Economic Rationality Meets Celebrity Urbanology: Exploring Edward Glaeser’s City

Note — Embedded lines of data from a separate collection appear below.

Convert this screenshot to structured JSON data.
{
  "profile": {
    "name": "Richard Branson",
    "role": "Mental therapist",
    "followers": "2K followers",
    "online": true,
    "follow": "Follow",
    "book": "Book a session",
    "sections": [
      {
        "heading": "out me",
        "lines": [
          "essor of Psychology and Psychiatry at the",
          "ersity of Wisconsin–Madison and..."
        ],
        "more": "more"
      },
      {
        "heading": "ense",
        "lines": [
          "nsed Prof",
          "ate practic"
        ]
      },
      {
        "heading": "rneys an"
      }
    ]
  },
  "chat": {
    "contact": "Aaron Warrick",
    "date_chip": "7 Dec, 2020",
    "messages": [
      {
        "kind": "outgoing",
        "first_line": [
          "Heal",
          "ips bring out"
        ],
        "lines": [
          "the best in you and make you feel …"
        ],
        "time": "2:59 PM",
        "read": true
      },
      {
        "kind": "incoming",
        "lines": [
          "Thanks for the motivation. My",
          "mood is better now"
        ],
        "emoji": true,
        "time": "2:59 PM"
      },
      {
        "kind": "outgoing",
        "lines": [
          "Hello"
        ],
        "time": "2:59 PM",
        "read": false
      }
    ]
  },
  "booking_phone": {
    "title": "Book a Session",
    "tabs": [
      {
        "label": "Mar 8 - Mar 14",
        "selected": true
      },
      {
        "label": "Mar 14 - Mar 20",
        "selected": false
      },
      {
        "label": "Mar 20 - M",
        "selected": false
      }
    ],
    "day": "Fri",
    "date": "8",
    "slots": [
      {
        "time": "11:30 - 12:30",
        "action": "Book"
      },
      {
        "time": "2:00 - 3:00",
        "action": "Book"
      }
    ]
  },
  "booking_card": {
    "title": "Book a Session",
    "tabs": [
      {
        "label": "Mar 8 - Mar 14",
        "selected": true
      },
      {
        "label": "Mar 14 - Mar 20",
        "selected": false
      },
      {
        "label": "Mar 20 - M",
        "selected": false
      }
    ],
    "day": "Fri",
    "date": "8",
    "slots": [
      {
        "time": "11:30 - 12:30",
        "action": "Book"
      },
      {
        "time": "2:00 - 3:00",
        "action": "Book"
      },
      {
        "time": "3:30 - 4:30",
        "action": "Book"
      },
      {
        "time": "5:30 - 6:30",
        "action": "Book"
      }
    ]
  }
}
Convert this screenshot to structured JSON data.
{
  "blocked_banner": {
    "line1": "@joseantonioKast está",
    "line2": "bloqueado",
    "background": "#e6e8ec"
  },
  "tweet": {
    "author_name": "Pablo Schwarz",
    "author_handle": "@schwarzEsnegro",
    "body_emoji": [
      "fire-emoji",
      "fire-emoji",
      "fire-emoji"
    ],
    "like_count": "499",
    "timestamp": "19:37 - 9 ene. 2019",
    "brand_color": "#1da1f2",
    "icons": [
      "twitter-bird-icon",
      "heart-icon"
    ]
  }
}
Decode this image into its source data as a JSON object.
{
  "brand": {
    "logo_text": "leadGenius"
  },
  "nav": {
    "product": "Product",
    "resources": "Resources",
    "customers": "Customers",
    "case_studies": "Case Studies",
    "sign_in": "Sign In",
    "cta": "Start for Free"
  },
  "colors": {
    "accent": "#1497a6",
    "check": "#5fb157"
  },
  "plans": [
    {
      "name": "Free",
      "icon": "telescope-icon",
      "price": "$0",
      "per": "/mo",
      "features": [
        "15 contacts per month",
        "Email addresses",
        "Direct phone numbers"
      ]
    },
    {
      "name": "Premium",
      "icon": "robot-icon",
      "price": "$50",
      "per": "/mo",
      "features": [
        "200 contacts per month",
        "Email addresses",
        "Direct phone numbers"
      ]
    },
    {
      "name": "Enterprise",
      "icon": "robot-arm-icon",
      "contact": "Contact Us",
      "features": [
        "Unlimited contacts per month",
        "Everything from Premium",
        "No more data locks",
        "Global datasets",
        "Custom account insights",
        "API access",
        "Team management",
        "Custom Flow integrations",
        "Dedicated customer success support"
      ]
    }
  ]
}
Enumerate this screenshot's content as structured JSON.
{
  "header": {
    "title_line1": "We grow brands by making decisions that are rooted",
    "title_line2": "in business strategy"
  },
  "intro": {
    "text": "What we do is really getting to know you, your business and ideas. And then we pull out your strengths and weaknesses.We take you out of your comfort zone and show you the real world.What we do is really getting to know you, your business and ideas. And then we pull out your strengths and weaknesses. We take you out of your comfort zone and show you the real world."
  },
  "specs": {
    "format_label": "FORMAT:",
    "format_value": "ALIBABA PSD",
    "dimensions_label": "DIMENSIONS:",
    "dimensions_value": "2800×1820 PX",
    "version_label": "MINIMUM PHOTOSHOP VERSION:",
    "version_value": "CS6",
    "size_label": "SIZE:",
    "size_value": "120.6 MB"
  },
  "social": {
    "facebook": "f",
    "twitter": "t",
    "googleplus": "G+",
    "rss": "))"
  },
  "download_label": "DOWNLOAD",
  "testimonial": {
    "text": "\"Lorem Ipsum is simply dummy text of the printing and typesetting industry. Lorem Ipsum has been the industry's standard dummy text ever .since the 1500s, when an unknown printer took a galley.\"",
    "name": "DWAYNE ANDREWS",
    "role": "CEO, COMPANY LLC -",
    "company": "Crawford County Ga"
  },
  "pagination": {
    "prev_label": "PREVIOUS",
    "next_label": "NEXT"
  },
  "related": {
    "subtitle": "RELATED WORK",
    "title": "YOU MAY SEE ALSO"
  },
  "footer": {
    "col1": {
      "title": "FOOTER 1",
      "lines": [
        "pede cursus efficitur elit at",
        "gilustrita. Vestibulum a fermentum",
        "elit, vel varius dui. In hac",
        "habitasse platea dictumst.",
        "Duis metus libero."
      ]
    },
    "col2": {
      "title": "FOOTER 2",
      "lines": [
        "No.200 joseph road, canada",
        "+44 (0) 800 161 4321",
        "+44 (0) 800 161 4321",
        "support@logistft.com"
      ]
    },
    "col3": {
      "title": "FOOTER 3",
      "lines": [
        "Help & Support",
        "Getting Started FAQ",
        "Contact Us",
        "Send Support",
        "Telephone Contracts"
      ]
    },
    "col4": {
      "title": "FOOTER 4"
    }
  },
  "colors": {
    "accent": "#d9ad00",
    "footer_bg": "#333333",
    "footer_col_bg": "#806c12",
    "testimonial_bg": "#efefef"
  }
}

This article presents a critique of the popular and public-policy work of Harvard economist Edward Glaeser, which has been constructed at the nexus of neoclassical economic rationality and celebrity urbanology. Widely recognized as one of the world’s leading urbanists, Glaeser has combined a high-flying academic career with public-policy engagement and extensive work as a newspaper columnist and media commentator, enabled by a longstanding affiliation with the Manhattan Institute, a leading conservative think tank. The critique is pointed, but seeks to exceed argumentum ad hominem by calling attention to sociopolitical and institutional factors that have facilitated the accelerated diffusion and enlarged dominion of this model (and mode) of microeconomically rationalized urbanism, including the production of new forms of intellectual marketing, the construction of colonizing variants of urban-economic expertise, and the ongoing rearticulation and creeping consolidation of market-centric policy norms. The article argues that a distinctive form of urban-economic orthodoxy is under construction, based on a potent fusion of scientific reasoning and pop presentation, combining ideologically disciplined applications of neoclassical economics with dissemination in the register of the ‘freakonomics’ franchise. Edward Glaeser’s intellectual accomplishments have been significant, but the ‘Glaeser effect’ is more than a story of individual scholarly endeavor, calling for more than a merely ‘internal’ critique. Its conformity to Manhattan Institute principles testifies to a telling consistency of ideological purpose, contributing as it does to a sustained effort to rationalize and normalize lean and limited modes of neoliberal urban governance, fortified by microeconomic reason.